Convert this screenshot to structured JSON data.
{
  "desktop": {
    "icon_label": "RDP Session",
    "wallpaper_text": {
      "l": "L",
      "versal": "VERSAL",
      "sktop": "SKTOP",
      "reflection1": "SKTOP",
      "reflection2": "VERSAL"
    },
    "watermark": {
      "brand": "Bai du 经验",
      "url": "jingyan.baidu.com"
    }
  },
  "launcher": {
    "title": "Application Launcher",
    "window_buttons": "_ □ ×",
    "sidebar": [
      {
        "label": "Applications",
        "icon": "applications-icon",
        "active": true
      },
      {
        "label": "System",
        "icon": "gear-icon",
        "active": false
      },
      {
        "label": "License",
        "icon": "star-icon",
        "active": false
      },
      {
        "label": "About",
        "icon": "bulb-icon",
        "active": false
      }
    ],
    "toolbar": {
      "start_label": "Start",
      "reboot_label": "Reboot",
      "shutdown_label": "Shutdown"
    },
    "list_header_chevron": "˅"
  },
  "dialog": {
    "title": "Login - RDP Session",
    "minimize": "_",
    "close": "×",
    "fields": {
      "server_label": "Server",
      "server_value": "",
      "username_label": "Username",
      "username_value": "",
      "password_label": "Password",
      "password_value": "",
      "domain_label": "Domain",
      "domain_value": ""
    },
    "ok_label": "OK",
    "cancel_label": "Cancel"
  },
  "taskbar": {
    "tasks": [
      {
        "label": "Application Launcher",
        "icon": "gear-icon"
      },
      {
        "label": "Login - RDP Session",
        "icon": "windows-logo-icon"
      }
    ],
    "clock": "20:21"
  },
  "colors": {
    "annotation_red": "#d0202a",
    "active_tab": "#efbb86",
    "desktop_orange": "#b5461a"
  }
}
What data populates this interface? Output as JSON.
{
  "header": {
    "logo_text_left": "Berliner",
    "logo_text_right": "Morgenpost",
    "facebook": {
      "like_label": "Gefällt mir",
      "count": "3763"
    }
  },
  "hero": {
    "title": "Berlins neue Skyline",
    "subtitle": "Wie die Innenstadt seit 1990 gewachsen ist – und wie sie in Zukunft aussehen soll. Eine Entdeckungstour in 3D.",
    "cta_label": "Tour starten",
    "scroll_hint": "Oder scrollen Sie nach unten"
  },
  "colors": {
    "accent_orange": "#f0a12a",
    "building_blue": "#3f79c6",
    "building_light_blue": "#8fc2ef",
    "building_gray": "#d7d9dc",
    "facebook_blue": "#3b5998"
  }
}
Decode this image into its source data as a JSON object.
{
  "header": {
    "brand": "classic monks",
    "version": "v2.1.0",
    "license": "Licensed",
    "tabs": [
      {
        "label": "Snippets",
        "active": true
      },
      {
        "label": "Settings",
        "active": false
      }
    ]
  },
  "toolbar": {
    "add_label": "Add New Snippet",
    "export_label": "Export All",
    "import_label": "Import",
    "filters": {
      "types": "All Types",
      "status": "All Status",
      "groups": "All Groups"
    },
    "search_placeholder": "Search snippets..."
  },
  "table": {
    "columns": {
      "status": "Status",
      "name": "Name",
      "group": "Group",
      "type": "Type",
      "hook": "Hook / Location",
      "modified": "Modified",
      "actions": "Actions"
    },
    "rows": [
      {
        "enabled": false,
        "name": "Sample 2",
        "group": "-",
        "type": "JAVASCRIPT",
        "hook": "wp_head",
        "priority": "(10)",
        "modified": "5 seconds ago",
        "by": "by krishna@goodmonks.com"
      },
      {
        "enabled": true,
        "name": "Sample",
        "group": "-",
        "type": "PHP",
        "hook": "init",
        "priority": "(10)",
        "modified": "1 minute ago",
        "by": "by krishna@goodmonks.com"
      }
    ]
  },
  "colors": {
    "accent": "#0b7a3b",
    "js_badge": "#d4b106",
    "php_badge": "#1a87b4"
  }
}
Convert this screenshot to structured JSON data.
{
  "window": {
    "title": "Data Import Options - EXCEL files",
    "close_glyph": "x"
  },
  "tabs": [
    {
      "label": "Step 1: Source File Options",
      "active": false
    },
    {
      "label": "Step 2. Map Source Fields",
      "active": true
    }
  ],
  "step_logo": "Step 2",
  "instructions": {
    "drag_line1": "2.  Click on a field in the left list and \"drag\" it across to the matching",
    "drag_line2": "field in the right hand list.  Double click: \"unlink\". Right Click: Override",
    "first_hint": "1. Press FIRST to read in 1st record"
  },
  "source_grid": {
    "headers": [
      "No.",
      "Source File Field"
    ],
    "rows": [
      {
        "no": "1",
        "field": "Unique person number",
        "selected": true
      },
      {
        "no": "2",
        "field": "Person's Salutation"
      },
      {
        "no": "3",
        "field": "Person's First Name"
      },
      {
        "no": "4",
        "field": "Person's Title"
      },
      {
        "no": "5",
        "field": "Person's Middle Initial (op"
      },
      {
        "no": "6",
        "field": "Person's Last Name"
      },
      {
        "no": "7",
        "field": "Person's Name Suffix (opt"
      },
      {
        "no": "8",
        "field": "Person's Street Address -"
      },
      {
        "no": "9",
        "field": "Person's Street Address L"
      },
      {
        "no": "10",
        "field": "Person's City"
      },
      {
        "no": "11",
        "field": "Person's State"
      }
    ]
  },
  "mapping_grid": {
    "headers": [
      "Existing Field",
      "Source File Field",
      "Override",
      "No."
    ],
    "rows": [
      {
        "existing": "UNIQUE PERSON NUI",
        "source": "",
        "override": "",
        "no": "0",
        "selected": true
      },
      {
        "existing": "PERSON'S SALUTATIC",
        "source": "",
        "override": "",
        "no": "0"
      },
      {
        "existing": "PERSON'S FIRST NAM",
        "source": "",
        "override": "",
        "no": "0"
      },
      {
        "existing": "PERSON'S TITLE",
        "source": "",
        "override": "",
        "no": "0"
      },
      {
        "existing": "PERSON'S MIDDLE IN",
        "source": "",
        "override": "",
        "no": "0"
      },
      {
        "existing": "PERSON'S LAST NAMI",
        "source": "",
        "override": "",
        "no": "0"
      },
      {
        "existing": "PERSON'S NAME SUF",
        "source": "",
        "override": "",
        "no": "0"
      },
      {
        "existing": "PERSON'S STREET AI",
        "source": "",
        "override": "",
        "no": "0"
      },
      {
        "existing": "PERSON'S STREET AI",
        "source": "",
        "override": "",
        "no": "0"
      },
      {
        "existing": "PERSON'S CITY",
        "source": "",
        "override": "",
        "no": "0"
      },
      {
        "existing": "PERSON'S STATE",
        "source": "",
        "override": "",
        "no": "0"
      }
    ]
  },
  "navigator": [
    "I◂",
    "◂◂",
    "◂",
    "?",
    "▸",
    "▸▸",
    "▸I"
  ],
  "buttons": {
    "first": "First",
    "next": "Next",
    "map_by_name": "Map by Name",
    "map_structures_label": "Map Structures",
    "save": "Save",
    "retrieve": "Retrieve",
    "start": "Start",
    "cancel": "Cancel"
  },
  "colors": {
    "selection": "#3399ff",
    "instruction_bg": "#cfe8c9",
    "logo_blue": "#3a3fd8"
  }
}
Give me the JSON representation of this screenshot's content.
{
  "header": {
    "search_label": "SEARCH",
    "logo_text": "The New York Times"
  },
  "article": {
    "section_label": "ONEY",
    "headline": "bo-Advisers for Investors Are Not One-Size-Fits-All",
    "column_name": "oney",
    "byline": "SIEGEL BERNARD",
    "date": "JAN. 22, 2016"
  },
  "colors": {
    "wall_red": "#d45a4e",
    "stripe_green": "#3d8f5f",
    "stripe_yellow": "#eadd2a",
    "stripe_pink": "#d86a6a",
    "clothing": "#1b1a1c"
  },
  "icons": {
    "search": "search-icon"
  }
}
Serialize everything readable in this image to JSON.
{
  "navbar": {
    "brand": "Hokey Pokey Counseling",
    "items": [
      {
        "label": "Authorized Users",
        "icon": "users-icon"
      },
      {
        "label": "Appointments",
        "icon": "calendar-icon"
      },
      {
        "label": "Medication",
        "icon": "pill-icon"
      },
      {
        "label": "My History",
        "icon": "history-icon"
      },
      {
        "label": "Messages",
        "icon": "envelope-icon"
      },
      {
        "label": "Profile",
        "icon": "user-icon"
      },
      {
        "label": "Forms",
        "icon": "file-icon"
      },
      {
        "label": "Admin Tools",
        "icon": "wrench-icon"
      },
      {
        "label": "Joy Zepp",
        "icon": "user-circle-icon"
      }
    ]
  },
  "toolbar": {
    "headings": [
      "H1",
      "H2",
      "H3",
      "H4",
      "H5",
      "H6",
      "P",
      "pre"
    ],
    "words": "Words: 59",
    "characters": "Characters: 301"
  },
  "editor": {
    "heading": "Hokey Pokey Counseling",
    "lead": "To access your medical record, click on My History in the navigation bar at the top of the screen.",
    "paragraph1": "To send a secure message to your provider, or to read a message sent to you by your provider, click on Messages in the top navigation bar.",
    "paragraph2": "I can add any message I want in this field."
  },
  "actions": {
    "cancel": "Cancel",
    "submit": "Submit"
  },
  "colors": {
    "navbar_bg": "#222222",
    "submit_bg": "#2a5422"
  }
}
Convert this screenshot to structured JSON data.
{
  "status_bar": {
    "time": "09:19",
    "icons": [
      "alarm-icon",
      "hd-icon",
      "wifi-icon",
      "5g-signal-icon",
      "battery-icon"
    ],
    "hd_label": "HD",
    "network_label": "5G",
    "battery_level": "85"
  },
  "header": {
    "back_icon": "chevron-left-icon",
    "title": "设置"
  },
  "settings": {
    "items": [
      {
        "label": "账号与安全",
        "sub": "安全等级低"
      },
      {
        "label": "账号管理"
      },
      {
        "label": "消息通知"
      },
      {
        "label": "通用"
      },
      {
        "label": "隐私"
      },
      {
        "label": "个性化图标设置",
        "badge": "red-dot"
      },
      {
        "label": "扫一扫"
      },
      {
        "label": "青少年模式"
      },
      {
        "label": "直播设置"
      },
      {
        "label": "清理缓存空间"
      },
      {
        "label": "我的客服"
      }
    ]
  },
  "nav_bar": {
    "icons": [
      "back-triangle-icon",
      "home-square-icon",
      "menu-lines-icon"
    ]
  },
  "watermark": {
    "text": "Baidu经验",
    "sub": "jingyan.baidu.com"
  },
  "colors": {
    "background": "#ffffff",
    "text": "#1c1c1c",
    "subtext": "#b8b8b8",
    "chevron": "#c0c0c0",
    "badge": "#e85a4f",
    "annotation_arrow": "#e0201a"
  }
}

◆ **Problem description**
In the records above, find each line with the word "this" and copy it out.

◆ **Completed exercise**
Convert this screenshot to structured JSON data.
What data populates this interface? Output as JSON.
Decode this image into its source data as a JSON object.
Convert this screenshot to structured JSON data.
Give me the JSON representation of this screenshot's content.
Serialize everything readable in this image to JSON.
    "paragraph2": "I can add any message I want in this field."
Convert this screenshot to structured JSON data.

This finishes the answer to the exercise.